Sorry, sorry, we've got to 'widen access', and be more 'inclusive'. You can't be inclusive towards solicitors - they're still going to be regulated like nobody's bloody business. And if you complain, then that's just all bloody lawyers sticking together, innit?
Not really. There are few people around who have less time for much of the legal profession than I do. However, it is going to be the public who will be short-changed, abetted as usual by the supine and craven Law Society and Bar Council. For all its faults, the previous system worked. It made going to law difficult and sometimes expensive - but going to law should be difficult and expensive.
By going to law, you seek to engage the services of people who have undergone years of training and who have accumulated years of experience in difficult matters of the umost importance - so why should they be remunerated like fishmongers? Most clients expect the proper wages for their own efforts - why should those whose aid they seek be any different?

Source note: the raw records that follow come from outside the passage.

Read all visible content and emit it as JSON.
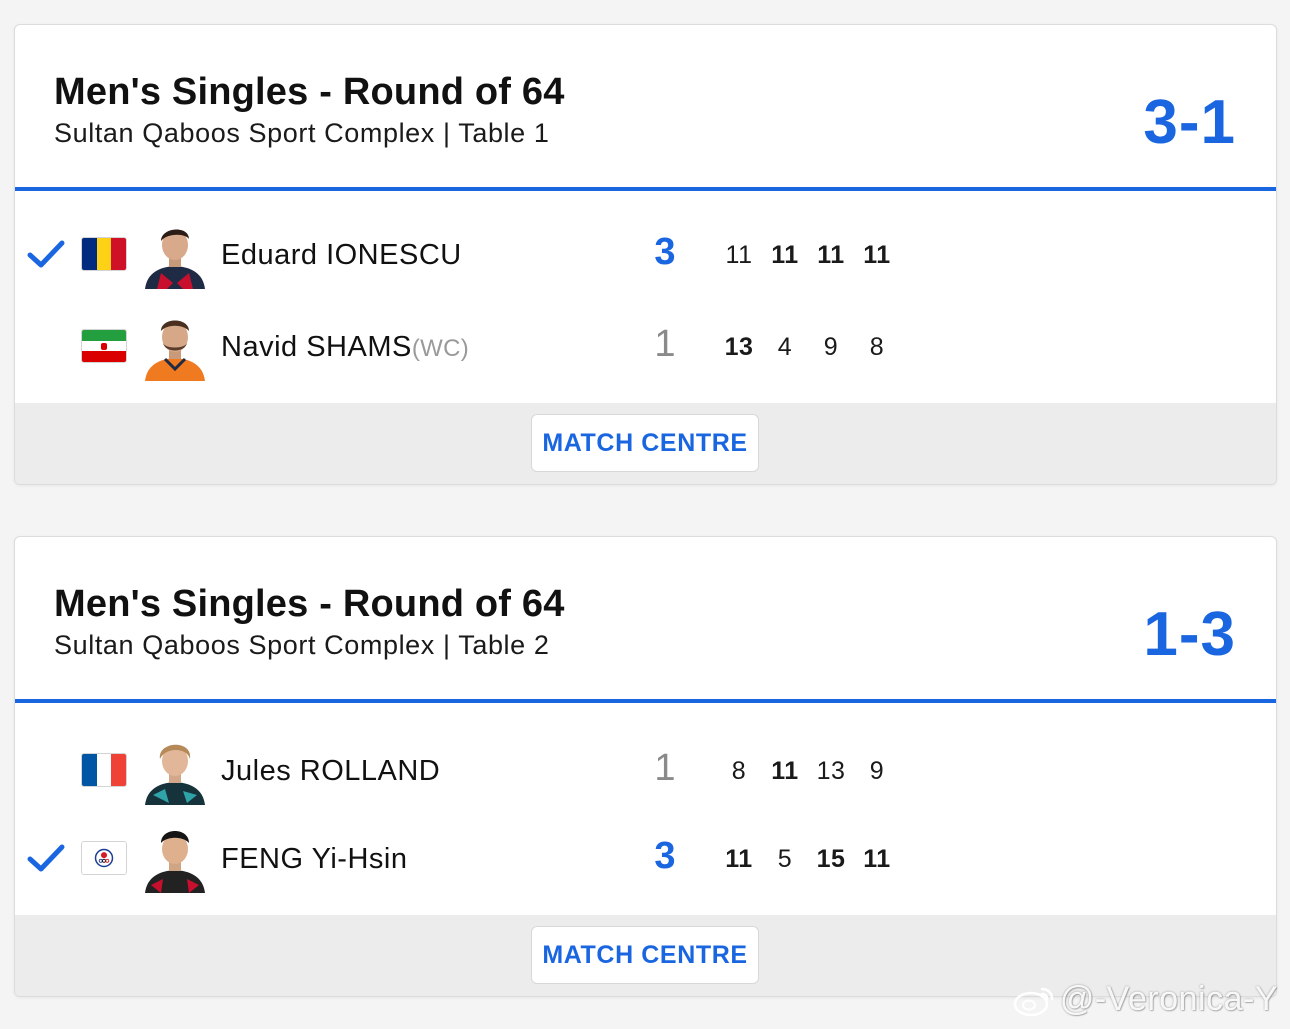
{
  "colors": {
    "accent": "#1a66e0",
    "text": "#111111",
    "muted": "#8a8a8a",
    "footer_bg": "#ececec"
  },
  "matches": [
    {
      "title": "Men's Singles - Round of 64",
      "venue": "Sultan Qaboos Sport Complex | Table 1",
      "score": "3-1",
      "button_label": "MATCH CENTRE",
      "players": [
        {
          "winner": true,
          "flag_icon": "flag-romania-icon",
          "name": "Eduard IONESCU",
          "tag": "",
          "sets": "3",
          "games": [
            "11",
            "11",
            "11",
            "11"
          ],
          "games_won": [
            false,
            true,
            true,
            true
          ]
        },
        {
          "winner": false,
          "flag_icon": "flag-iran-icon",
          "name": "Navid SHAMS",
          "tag": "(WC)",
          "sets": "1",
          "games": [
            "13",
            "4",
            "9",
            "8"
          ],
          "games_won": [
            true,
            false,
            false,
            false
          ]
        }
      ]
    },
    {
      "title": "Men's Singles - Round of 64",
      "venue": "Sultan Qaboos Sport Complex | Table 2",
      "score": "1-3",
      "button_label": "MATCH CENTRE",
      "players": [
        {
          "winner": false,
          "flag_icon": "flag-france-icon",
          "name": "Jules ROLLAND",
          "tag": "",
          "sets": "1",
          "games": [
            "8",
            "11",
            "13",
            "9"
          ],
          "games_won": [
            false,
            true,
            false,
            false
          ]
        },
        {
          "winner": true,
          "flag_icon": "flag-chinese-taipei-icon",
          "name": "FENG Yi-Hsin",
          "tag": "",
          "sets": "3",
          "games": [
            "11",
            "5",
            "15",
            "11"
          ],
          "games_won": [
            true,
            false,
            true,
            true
          ]
        }
      ]
    }
  ],
  "watermark": "@-Veronica-Y"
}
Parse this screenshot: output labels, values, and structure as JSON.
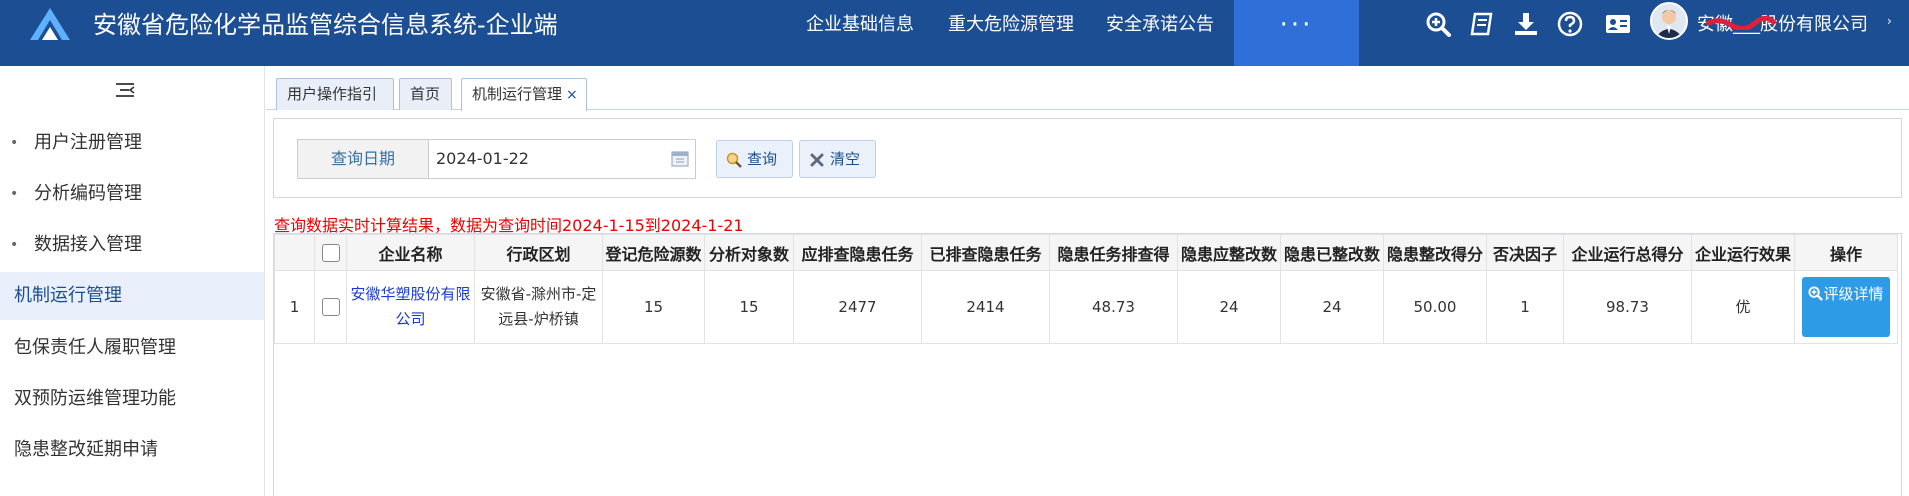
{
  "header": {
    "title": "安徽省危险化学品监管综合信息系统-企业端",
    "nav": [
      "企业基础信息",
      "重大危险源管理",
      "安全承诺公告"
    ],
    "more_label": "···",
    "user": "安徽___股份有限公司",
    "icons": [
      "zoom-in-icon",
      "book-icon",
      "download-icon",
      "help-icon",
      "id-card-icon"
    ],
    "colors": {
      "bar": "#1c4e93",
      "more_bg": "#2f6fd8"
    }
  },
  "sidebar": {
    "items": [
      {
        "label": "用户注册管理",
        "bullet": "•"
      },
      {
        "label": "分析编码管理",
        "bullet": "•"
      },
      {
        "label": "数据接入管理",
        "bullet": "•"
      },
      {
        "label": "机制运行管理",
        "bullet": ""
      },
      {
        "label": "包保责任人履职管理",
        "bullet": ""
      },
      {
        "label": "双预防运维管理功能",
        "bullet": ""
      },
      {
        "label": "隐患整改延期申请",
        "bullet": ""
      }
    ],
    "active_index": 3
  },
  "tabs": [
    {
      "label": "用户操作指引"
    },
    {
      "label": "首页"
    },
    {
      "label": "机制运行管理",
      "close": "×"
    }
  ],
  "search": {
    "date_label": "查询日期",
    "date_value": "2024-01-22",
    "query_label": "查询",
    "clear_label": "清空"
  },
  "notice": "查询数据实时计算结果，数据为查询时间2024-1-15到2024-1-21",
  "table": {
    "headers": [
      "",
      "",
      "企业名称",
      "行政区划",
      "登记危险源数",
      "分析对象数",
      "应排查隐患任务",
      "已排查隐患任务",
      "隐患任务排查得",
      "隐患应整改数",
      "隐患已整改数",
      "隐患整改得分",
      "否决因子",
      "企业运行总得分",
      "企业运行效果",
      "操作"
    ],
    "rows": [
      {
        "index": "1",
        "name": "安徽华塑股份有限公司",
        "region": "安徽省-滁州市-定远县-炉桥镇",
        "values": [
          "15",
          "15",
          "2477",
          "2414",
          "48.73",
          "24",
          "24",
          "50.00",
          "1",
          "98.73",
          "优"
        ],
        "action": "评级详情"
      }
    ]
  }
}
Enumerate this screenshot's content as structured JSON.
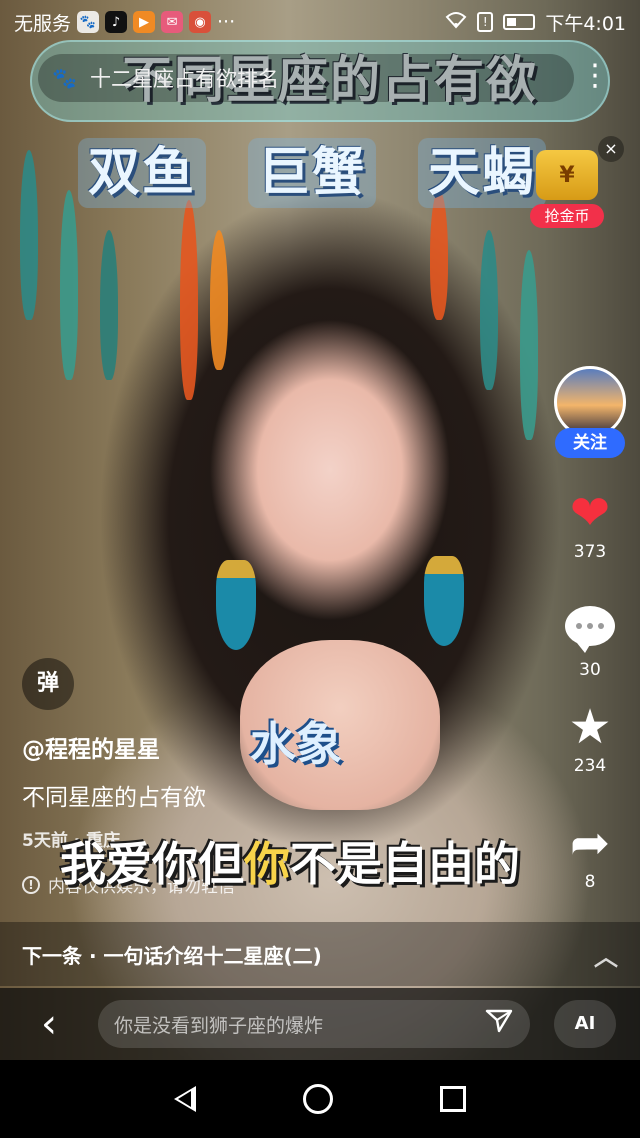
{
  "status_bar": {
    "carrier": "无服务",
    "app_icons": [
      "paw-icon",
      "tiktok-icon",
      "video-icon",
      "chat-icon",
      "game-icon"
    ],
    "more": "···",
    "time": "下午4:01"
  },
  "top_overlay": {
    "big_title": "不同星座的占有欲",
    "mini_title": "十二星座占有欲排名",
    "signs": [
      "双鱼",
      "巨蟹",
      "天蝎"
    ],
    "more_icon": "⋮",
    "coin_label": "抢金币",
    "close": "×"
  },
  "actions": {
    "follow": "关注",
    "like_count": "373",
    "comment_count": "30",
    "favorite_count": "234",
    "share_count": "8"
  },
  "danmu": "弹",
  "captions": {
    "water": "水象",
    "sub_pre": "我爱你但",
    "sub_highlight": "你",
    "sub_post": "不是自由的"
  },
  "info": {
    "author": "@程程的星星",
    "description": "不同星座的占有欲",
    "meta": "5天前 · 重庆",
    "notice": "内容仅供娱乐，请勿轻信"
  },
  "next": {
    "text": "下一条 · 一句话介绍十二星座(二)"
  },
  "input": {
    "placeholder": "你是没看到狮子座的爆炸",
    "ai": "AI"
  },
  "colors": {
    "like": "#f5303e",
    "follow": "#2f6bff",
    "coin_badge": "#f2304a"
  }
}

And even the most talented lawyers are unable to make silk purses of the sow's ears of cases that most of their clients present them with.
The cult of 'consumerism' now holds such a grip over us that anything which is seen to be difficult, to be hard, has to be smashed. The public just can't handle it any more. Two days ago, I eavesdropped on the blog of a chap called Brian Barder, who doesn't like dialling '0870' numbers (in the UK, telephone numbers prefixed 0870 are classed as 'national rate', are charged at 10 pence per minute and are used by many customer service centres.) Brian is actually Sir Brian Barder KCMG, a former British High Commissioner (ambassador) to Australia. I suggested to him that the best way to avoid having to pay such charges would be to read the terms and conditions of service before making an 0870 call - more often than not, the query would be covered there.
His reply was telling -
"On your first point, I must say I regard the ‘Terms and Conditions’ that almost every business imposes on its customers (especially in any online transaction) as in effect another scam, since it’s impossible in practice to buy the service or goods you want without confirming that you have read (which you generally haven’t, unless you have a lot of time on your hands) and accepted the T&C, which on close inspection may well turn out to be outrageous. But however much you Google around, you’re most unlikely to find an alternative supplier whose T&C are any less onerous. So the discovery that you have bound yourself to some condition which relates to your query or complaint is not very comforting".
So much for traditions of English law such as caveat emptor, if perfectly accessible terms and conditions of contract are regarded as scams.
But such rampant destruction of that which actually worked has very dangerous social consequences. If legal services can be accessed at supermarkets, what respect for the law can possibly be instilled? Going to see a lawyer doesn't have anything like the mystique it should have - criminal legal aid has already put paid to that. What incentive will students have to become lawyers if their chosen profession is constantly under the government cosh, threatened with heavier and heavier penalties while driving down their wages?
No society can survive without its middle class; but if you can't kill all the lawyers, I suppose killing the legal profession is the next best thing instead.